## YOUR OBJECTIVE
Each line in the entries below that holds the word "title" belongs in the answer.

[Items from an interface collection]
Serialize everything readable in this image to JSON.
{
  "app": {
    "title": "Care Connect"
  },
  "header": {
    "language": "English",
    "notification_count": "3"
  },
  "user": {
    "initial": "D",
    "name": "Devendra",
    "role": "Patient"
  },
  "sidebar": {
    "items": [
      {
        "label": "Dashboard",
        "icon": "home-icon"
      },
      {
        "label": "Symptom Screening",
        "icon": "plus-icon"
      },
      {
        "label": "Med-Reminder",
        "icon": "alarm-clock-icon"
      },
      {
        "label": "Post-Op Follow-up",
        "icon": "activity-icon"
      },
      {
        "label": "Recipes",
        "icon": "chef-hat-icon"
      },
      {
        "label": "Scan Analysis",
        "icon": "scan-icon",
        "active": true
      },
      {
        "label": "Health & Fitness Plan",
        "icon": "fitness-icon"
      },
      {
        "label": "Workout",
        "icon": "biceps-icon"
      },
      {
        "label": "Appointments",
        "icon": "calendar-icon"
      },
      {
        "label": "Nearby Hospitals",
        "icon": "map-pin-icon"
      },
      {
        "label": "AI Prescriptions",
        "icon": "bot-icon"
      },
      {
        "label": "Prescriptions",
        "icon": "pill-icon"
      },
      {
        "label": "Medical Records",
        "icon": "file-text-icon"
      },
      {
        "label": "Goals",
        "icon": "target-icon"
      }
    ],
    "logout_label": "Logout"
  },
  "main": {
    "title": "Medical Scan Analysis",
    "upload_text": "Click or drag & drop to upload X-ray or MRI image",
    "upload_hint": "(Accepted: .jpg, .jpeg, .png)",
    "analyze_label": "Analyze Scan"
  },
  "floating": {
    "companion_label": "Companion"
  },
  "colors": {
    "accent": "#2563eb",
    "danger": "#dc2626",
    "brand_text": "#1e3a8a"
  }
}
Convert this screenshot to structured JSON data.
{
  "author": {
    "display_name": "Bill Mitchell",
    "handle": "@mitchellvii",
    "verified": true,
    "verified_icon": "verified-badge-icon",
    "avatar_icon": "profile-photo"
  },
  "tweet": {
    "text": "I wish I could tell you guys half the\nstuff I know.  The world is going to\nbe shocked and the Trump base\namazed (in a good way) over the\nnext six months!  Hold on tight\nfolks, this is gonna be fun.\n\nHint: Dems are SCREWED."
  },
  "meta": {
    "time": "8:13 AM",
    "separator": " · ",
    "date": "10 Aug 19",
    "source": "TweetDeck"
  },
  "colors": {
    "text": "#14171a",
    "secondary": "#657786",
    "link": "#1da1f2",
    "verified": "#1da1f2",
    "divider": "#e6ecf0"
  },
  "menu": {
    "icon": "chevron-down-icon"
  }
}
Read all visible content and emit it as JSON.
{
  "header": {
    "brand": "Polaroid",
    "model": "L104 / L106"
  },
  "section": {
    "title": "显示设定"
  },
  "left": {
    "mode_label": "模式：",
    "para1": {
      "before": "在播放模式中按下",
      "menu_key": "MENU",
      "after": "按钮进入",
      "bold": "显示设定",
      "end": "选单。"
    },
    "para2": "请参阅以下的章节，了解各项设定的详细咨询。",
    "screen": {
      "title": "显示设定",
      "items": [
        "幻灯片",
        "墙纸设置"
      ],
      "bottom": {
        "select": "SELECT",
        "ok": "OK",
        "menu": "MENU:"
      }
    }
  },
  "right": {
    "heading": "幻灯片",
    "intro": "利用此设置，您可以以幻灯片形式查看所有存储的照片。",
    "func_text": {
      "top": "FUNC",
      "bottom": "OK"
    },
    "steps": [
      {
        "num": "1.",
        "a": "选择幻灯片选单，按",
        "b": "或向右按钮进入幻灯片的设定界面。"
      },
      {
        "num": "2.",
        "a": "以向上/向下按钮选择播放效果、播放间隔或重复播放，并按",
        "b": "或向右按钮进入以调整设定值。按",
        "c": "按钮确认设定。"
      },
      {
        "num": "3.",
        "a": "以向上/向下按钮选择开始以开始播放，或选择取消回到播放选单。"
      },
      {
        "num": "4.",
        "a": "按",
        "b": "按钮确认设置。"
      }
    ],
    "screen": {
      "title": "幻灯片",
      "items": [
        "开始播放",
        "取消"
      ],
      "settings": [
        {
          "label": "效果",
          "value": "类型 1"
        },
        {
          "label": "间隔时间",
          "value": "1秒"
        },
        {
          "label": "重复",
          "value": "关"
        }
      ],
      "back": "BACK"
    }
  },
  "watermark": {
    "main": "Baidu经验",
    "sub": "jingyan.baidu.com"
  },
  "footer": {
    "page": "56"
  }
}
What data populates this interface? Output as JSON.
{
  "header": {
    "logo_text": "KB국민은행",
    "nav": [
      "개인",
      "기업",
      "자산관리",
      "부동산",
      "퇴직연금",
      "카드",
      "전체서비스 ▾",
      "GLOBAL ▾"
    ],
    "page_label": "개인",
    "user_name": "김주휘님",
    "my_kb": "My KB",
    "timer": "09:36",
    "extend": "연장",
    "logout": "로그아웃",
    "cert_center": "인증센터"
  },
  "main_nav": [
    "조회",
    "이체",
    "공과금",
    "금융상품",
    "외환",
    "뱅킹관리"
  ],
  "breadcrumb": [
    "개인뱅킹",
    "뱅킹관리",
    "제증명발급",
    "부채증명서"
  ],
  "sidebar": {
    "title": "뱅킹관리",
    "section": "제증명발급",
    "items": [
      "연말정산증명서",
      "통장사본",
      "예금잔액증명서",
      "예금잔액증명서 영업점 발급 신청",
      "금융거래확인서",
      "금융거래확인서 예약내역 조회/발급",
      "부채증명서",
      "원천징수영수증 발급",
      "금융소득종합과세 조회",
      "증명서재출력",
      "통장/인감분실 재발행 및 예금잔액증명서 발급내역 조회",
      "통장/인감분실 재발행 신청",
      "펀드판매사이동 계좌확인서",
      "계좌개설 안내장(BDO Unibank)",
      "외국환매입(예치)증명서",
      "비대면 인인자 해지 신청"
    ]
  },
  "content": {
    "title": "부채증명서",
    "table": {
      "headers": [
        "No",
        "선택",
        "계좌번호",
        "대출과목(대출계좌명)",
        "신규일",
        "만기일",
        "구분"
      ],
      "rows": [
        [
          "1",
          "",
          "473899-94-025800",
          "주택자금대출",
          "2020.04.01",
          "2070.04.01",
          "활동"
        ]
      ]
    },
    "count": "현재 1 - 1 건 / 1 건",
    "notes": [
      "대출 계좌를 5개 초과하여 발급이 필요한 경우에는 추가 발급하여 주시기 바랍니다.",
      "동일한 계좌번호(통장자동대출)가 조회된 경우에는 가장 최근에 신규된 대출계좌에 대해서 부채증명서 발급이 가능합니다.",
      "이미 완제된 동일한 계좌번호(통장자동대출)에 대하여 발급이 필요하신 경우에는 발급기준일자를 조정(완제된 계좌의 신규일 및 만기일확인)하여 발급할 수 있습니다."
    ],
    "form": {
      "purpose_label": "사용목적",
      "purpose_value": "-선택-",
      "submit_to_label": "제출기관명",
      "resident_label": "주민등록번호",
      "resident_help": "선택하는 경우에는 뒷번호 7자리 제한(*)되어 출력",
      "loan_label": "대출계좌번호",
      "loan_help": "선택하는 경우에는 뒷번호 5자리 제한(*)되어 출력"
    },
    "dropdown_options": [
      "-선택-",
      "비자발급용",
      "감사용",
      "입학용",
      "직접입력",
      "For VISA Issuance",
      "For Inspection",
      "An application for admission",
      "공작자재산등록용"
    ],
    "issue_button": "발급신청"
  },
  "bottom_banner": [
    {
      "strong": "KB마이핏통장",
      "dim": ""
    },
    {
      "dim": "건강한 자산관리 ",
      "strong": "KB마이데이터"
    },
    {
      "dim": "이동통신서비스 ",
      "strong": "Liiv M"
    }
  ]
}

## YOUR RESPONSE
    "title": "Care Connect"
    "title": "Medical Scan Analysis",
    "title": "显示设定"
      "title": "显示设定",
      "title": "幻灯片",
    "title": "뱅킹관리",
    "title": "부채증명서",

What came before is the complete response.